═══ SUPPLIED ENTRIES ═══
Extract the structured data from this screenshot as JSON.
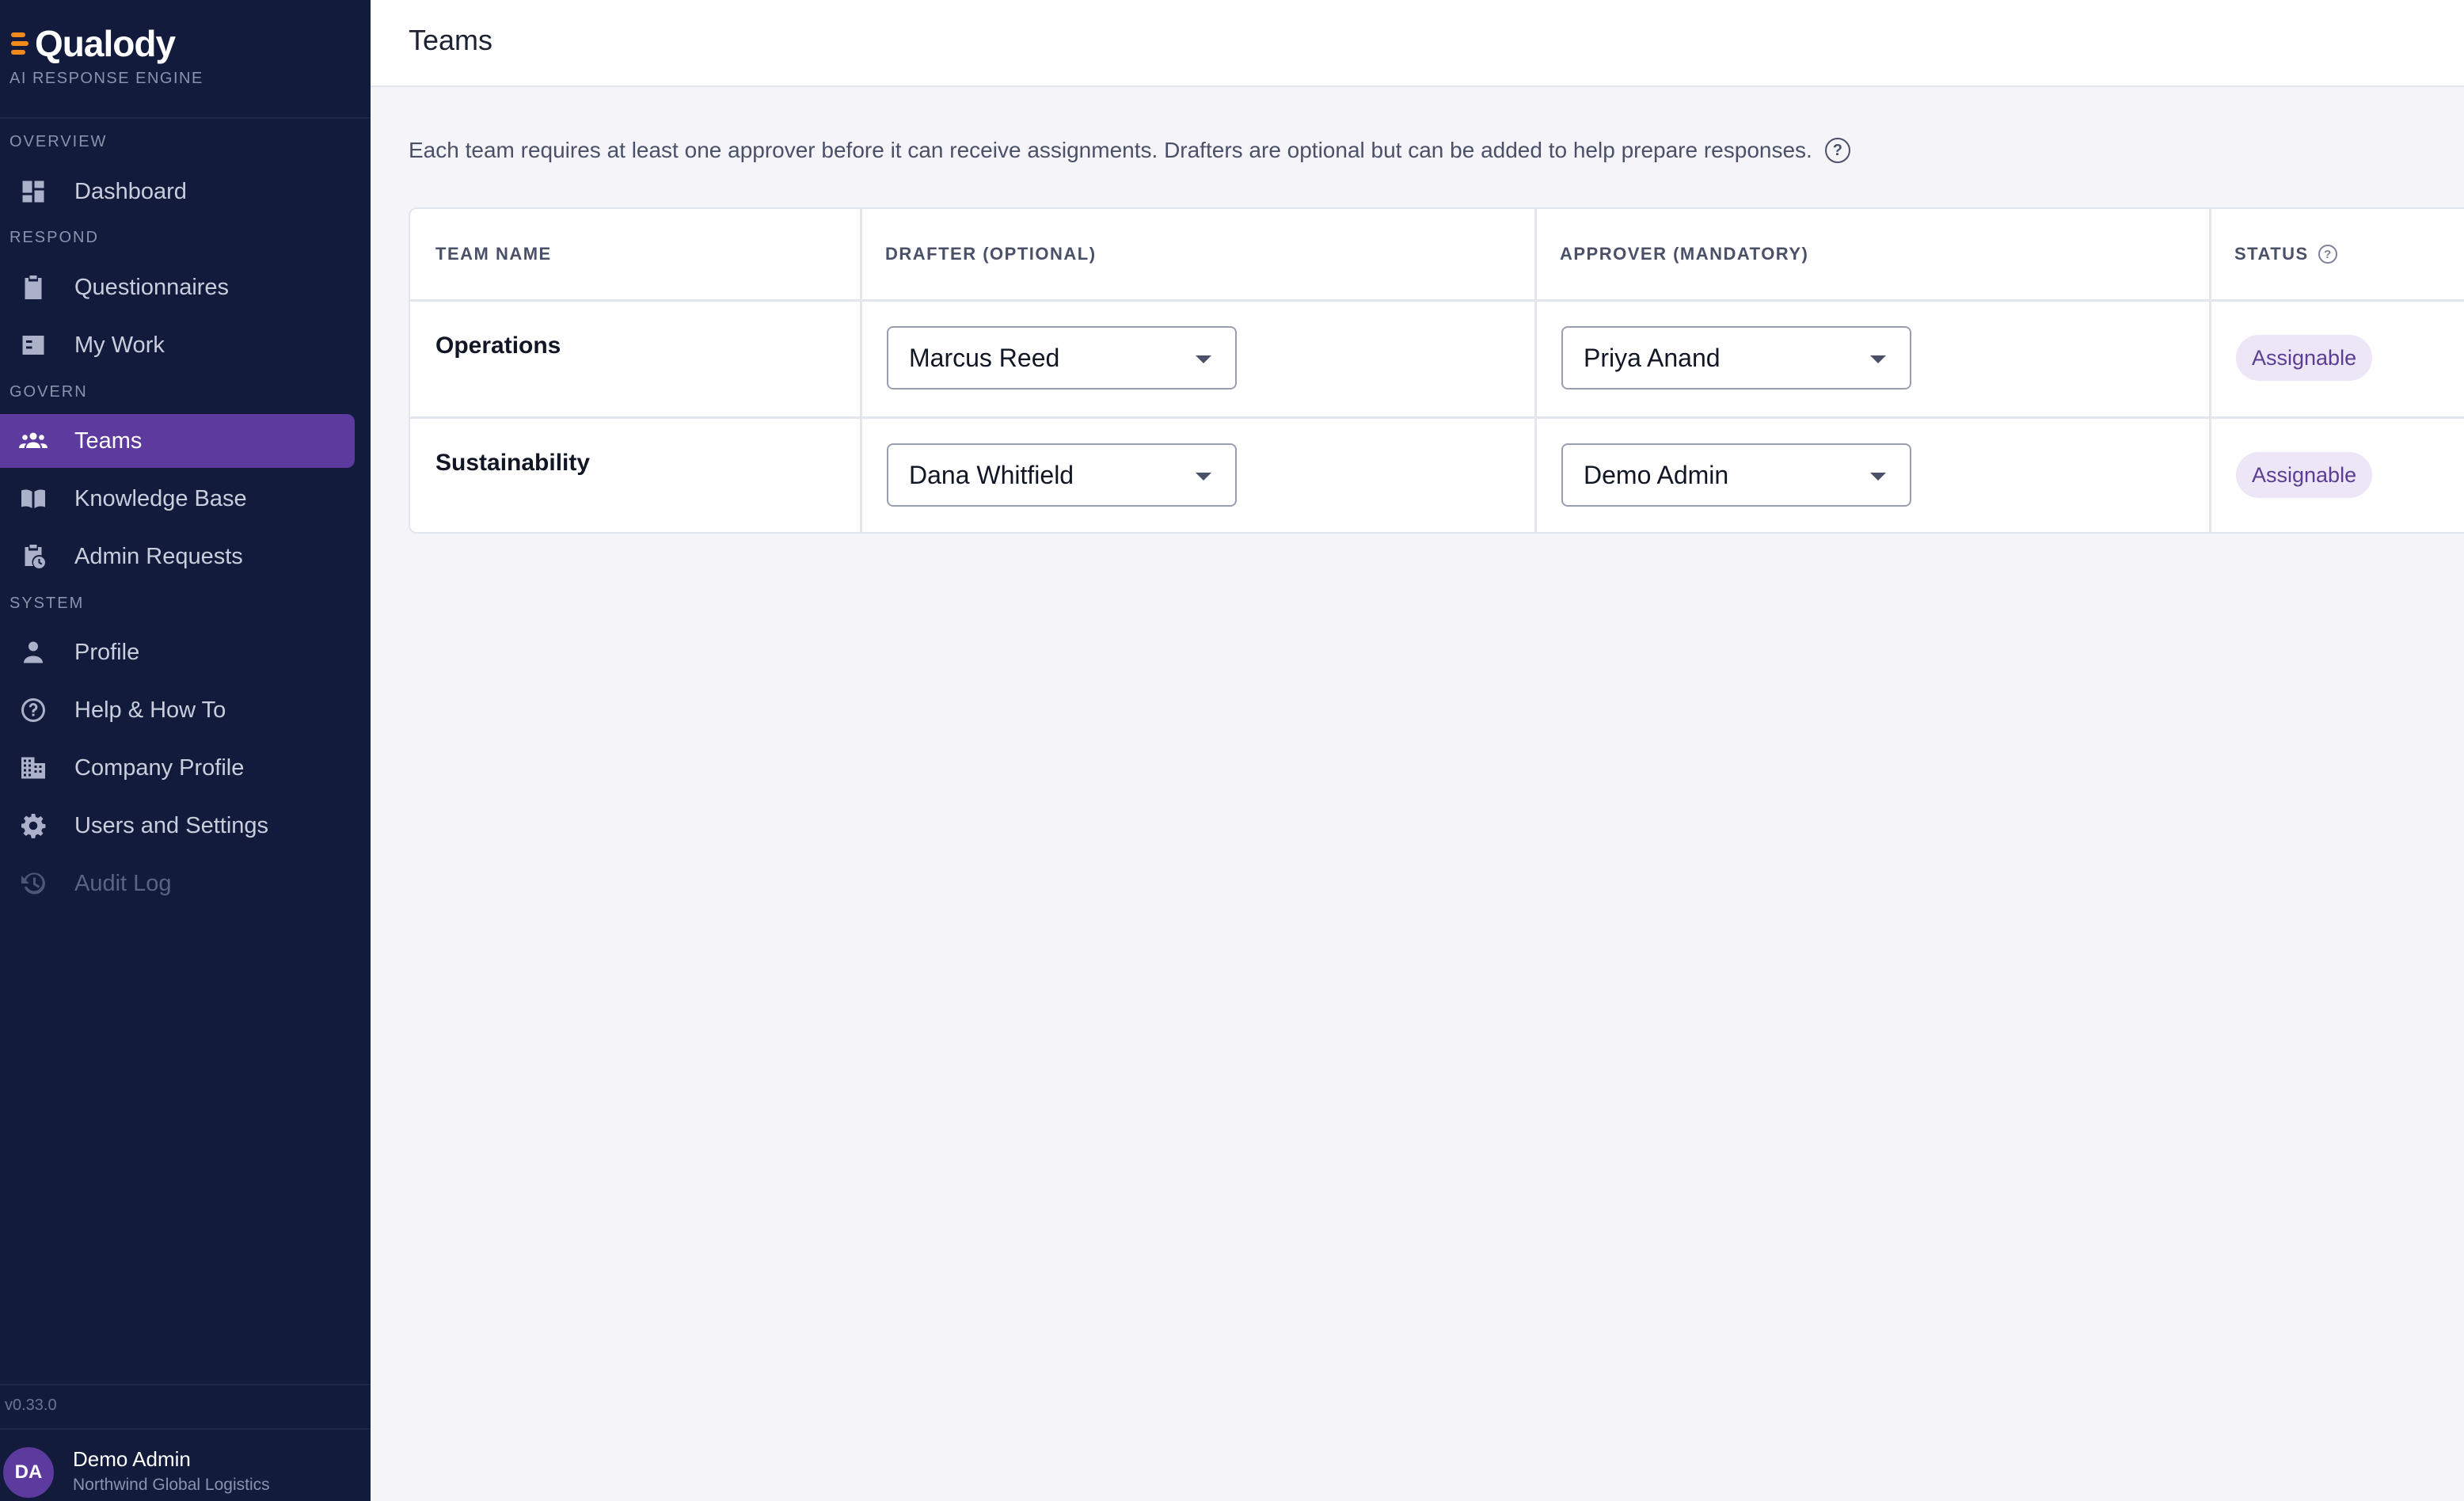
{
  "app": {
    "logo_text": "Qualody",
    "tagline": "AI RESPONSE ENGINE",
    "version": "v0.33.0"
  },
  "sidebar": {
    "sections": {
      "overview": "OVERVIEW",
      "respond": "RESPOND",
      "govern": "GOVERN",
      "system": "SYSTEM"
    },
    "items": {
      "dashboard": "Dashboard",
      "questionnaires": "Questionnaires",
      "my_work": "My Work",
      "teams": "Teams",
      "knowledge_base": "Knowledge Base",
      "admin_requests": "Admin Requests",
      "profile": "Profile",
      "help": "Help & How To",
      "company_profile": "Company Profile",
      "users_settings": "Users and Settings",
      "audit_log": "Audit Log"
    },
    "active_item": "teams",
    "disabled_items": [
      "audit_log"
    ]
  },
  "user": {
    "initials": "DA",
    "name": "Demo Admin",
    "org": "Northwind Global Logistics"
  },
  "page": {
    "title": "Teams",
    "info": "Each team requires at least one approver before it can receive assignments. Drafters are optional but can be added to help prepare responses.",
    "info_icon": "?"
  },
  "table": {
    "headers": {
      "team_name": "TEAM NAME",
      "drafter": "DRAFTER (OPTIONAL)",
      "approver": "APPROVER (MANDATORY)",
      "status": "STATUS"
    },
    "status_help_icon": "?",
    "rows": [
      {
        "team": "Operations",
        "drafter": "Marcus Reed",
        "approver": "Priya Anand",
        "status": "Assignable"
      },
      {
        "team": "Sustainability",
        "drafter": "Dana Whitfield",
        "approver": "Demo Admin",
        "status": "Assignable"
      }
    ]
  },
  "colors": {
    "sidebar_bg": "#121b3c",
    "active_nav": "#5d3a9e",
    "logo_accent": "#f28a1b",
    "badge_bg": "#ece6f6",
    "badge_text": "#5b3d93",
    "page_bg": "#f5f5f9"
  }
}
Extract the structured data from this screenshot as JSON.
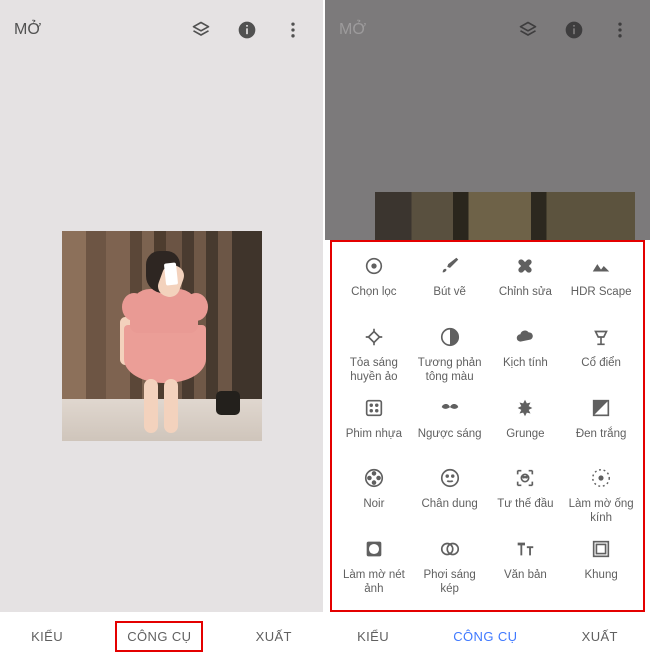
{
  "left": {
    "open_label": "MỞ",
    "tabs": {
      "styles": "KIỂU",
      "tools": "CÔNG CỤ",
      "export": "XUẤT"
    }
  },
  "right": {
    "open_label": "MỞ",
    "tabs": {
      "styles": "KIỂU",
      "tools": "CÔNG CỤ",
      "export": "XUẤT"
    },
    "tools": [
      {
        "id": "selective",
        "label": "Chọn lọc"
      },
      {
        "id": "brush",
        "label": "Bút vẽ"
      },
      {
        "id": "healing",
        "label": "Chỉnh sửa"
      },
      {
        "id": "hdr-scape",
        "label": "HDR Scape"
      },
      {
        "id": "glamour-glow",
        "label": "Tỏa sáng huyền ảo"
      },
      {
        "id": "tonal-contrast",
        "label": "Tương phản tông màu"
      },
      {
        "id": "drama",
        "label": "Kịch tính"
      },
      {
        "id": "vintage",
        "label": "Cổ điển"
      },
      {
        "id": "grainy-film",
        "label": "Phim nhựa"
      },
      {
        "id": "retrolux",
        "label": "Ngược sáng"
      },
      {
        "id": "grunge",
        "label": "Grunge"
      },
      {
        "id": "bw",
        "label": "Đen trắng"
      },
      {
        "id": "noir",
        "label": "Noir"
      },
      {
        "id": "portrait",
        "label": "Chân dung"
      },
      {
        "id": "head-pose",
        "label": "Tư thế đầu"
      },
      {
        "id": "lens-blur",
        "label": "Làm mờ ống kính"
      },
      {
        "id": "vignette",
        "label": "Làm mờ nét ảnh"
      },
      {
        "id": "double-exposure",
        "label": "Phơi sáng kép"
      },
      {
        "id": "text",
        "label": "Văn bản"
      },
      {
        "id": "frames",
        "label": "Khung"
      }
    ]
  },
  "icons": {
    "layers": "layers-icon",
    "info": "info-icon",
    "more": "more-vert-icon"
  }
}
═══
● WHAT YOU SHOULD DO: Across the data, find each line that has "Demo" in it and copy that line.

● SOLUTION FOR THIS PROBLEM:
    "name": "Demo Admin",
        "approver": "Demo Admin",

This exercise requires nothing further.